Last year, just when March Madness bit the dust due to the outbreak of the coronavirus pandemic, Guy Fieri and The Food Network struck gold.
He’s had plenty of cooking shows, but right when so many (ie: the author of this post) were yearning for single-elimination playoff action and getting none, he unveiled a new cooking competition that saved the day...
The “Tournament of Champions.”
Sixteen chefs chosen from lists of the best chefs in the country, generally from other cooking shows or competitions. Eight from the West Coast, eight from the East Coast, seeded 1-8 in each bracket, facing single-elimination “cook-offs” facing unknown judges who are judging blind, meaning they don’t know who the chefs are that prepared the meals. Two bystanders (also chefs) document and present each contestant’s meal to the judges, who will rate the meal on taste, execution, and presentation.
And while that sounds like plenty of setup, one last ingredient pushes this over the top...
Five wheels represent different requirements for each match-up:
This is essentially what makes the show really work. It’s the absolute equivalent of the random-ass seeding and matchups the NCAA provides in the first round of March Madness. One bad spin of one wheel can derail a really good chef.
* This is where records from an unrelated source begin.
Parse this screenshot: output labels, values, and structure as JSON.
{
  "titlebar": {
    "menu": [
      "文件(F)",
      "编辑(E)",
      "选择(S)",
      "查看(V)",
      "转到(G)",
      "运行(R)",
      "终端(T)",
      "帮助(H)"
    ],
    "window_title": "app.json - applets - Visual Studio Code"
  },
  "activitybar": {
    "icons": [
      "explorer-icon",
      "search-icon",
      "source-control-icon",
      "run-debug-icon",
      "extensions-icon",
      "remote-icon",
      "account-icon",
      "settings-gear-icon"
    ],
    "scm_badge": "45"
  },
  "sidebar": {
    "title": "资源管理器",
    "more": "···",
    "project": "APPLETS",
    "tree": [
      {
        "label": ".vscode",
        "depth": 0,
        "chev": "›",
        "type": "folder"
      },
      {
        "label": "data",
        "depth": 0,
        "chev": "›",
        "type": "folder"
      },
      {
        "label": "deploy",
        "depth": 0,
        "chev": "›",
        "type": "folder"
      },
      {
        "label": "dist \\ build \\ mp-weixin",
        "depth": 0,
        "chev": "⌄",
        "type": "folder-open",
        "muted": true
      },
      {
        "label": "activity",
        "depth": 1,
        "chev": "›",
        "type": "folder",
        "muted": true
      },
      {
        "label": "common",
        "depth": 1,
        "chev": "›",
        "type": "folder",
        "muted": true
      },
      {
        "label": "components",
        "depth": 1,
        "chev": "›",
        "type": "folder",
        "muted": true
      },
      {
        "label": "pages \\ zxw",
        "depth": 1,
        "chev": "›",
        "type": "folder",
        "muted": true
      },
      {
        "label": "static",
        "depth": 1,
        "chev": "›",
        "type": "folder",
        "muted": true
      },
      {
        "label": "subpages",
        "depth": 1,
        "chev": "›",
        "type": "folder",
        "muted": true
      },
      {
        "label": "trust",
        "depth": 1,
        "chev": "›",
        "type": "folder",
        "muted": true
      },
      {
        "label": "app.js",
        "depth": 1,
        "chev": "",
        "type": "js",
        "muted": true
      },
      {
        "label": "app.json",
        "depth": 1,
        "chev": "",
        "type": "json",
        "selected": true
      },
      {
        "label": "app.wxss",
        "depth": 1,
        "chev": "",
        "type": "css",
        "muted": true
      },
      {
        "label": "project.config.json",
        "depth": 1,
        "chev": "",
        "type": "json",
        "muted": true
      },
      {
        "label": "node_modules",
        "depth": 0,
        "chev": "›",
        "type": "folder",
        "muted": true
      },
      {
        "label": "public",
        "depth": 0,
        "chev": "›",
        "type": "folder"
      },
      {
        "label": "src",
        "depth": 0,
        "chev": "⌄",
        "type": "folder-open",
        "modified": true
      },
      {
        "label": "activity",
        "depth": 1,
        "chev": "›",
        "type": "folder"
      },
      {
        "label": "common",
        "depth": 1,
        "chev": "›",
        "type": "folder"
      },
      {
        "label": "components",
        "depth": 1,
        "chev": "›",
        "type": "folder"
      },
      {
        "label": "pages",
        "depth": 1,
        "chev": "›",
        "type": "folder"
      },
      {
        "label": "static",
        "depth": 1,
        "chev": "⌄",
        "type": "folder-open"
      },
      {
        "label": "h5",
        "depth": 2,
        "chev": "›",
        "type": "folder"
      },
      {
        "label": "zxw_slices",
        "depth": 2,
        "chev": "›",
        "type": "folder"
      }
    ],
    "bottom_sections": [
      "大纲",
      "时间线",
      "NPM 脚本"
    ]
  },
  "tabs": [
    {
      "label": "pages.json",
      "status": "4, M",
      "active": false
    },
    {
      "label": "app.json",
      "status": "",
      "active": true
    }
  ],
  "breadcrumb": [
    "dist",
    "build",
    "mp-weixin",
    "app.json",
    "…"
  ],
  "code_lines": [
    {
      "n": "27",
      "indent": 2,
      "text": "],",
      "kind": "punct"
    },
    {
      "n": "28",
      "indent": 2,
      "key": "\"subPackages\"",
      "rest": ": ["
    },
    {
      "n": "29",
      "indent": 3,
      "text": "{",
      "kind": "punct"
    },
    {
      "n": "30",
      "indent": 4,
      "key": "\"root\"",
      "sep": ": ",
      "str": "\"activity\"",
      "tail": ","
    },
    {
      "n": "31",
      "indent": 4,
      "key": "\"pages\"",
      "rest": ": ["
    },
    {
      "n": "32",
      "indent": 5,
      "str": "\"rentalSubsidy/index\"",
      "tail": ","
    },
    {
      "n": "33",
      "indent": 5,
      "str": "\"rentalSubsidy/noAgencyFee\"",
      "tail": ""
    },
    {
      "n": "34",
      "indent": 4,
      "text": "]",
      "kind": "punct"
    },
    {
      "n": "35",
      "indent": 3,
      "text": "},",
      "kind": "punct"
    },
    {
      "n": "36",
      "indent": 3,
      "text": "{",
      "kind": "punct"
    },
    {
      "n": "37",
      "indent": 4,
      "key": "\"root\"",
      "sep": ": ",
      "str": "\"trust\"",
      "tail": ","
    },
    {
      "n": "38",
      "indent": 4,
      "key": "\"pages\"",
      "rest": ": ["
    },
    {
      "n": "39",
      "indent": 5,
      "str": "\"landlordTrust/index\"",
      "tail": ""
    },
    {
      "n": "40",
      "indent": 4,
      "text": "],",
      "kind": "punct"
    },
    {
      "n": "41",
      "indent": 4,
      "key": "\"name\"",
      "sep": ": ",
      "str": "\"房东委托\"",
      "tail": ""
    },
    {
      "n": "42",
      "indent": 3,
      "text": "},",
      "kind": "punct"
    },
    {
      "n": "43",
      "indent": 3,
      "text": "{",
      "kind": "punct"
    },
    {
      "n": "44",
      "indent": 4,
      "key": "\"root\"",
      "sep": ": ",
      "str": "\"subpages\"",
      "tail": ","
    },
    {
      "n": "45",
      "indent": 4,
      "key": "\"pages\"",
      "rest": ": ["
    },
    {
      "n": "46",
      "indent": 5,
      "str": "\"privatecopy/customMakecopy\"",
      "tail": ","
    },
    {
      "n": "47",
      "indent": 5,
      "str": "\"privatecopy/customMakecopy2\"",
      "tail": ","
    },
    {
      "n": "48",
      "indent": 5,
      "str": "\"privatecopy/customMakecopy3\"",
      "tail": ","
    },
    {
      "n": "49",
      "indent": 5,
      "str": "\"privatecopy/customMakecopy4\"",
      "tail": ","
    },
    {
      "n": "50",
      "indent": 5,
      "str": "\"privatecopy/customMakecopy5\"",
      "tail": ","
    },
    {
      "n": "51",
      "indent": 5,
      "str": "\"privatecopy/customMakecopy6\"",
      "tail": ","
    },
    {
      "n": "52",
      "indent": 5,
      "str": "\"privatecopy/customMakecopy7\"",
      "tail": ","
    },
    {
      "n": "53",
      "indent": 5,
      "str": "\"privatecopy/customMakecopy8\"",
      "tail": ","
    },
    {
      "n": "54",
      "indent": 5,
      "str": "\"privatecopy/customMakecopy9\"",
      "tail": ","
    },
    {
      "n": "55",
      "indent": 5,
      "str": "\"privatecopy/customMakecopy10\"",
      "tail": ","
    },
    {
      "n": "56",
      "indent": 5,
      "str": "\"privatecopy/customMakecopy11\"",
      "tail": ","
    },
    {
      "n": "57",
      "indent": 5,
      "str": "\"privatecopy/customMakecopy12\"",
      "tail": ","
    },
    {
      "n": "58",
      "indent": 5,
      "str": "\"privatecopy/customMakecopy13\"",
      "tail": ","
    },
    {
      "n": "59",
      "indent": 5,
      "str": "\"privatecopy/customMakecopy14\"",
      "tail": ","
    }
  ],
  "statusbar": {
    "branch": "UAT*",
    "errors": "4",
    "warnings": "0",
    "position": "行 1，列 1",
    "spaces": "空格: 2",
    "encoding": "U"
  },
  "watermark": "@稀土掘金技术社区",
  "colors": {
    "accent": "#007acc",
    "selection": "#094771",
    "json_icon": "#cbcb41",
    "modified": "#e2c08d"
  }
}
For this second season a few things were added:
- An additional eight chefs
- Two wild card rounds for those eight chefs
- All wild card contests would be 30 minutes
- A $10,000 prize each match that goes to the winning chef’s choice of restaurant.
So the wife loves this as much as I do, so we settled in tonight to check out Episode 1 of Season 2.
This first session of cook-offs would feature the wild card matchups for the West Coast. Four chefs vying to be the #8 seed in the West Coast bracket.
The opening contest featured Chris Cosentino vs Nyesha “Ninja” Arrington, and the “Randomizer” gave them:
All wild card matches are 30 minutes. The last category is "style." This is the first match. pic.twitter.com/7UkDBY2euS— @CowboysRFF Grandfather (@RobertW_OkSt) March 10, 2021
My apologies for the photo quality, they don’t always stop nicely on the Randomizer results. That first ingredient, the protein, is ground beef.
Chris went with some kind of “hot mess” open-faced sandwich, while Nyesha put together some nachos. The highlight of this round was Guy Fieri asking if “he could be buried in that” in reference to a “sauce” Chris prepared for his dish. The result here was a bit of an upset for me, as the judges weren’t completely sure what to do with Chris’ sandwich.
Next up would be Chris Oh vs Phillip Frankland Lee. This was interesting as Oh is a “street food” guy and Lee is more classic, high-end dining. Here is where the “bad matchup” part came in with the “Randomizer.”
Interesting, but Chris Oh said "What is a chx cutlet?" Not a good sign. pic.twitter.com/3i4pepQGQA— @CowboysRFF Grandfather (@RobertW_OkSt) March 10, 2021
Despite Chris Oh’s comment, it was the style that made the difference here as Lee was not able to satisfactorily capture the “Go-To Take-out” requirement for the judges which seemed to overshadow Chris’ overdone chicken.
The final matchup of the West Coast wild card rounds pitted Chris Oh vs Nyesha Arrington, and while both dishes were great, one would be the clear winner. The Randomizer delt up this:
Again, all wild cards are 30 minutes. pic.twitter.com/TL81bgiKMD— @CowboysRFF Grandfather (@RobertW_OkSt) March 10, 2021
I found it interesting that in the matchup review following the competition, the chefs indicated the “Sunday Brunch” might be the most hated of meal preps.
Nyesha went with a traditional Eggs Benedict and Chris Oh put together breakfast tacos. The judges liked both dishes, but despite Arrington’s shrimp being a bit overcooked they preferred the more traditional and robust “breakfast” style of the Eggs Benedict.
Arrington advances to be the #8 seed in the West Coast bracket. Next up will be the Wild Card rounds for the East Coast bracket, plus the reveal of the main seeds in the tournament. Stay tuned!!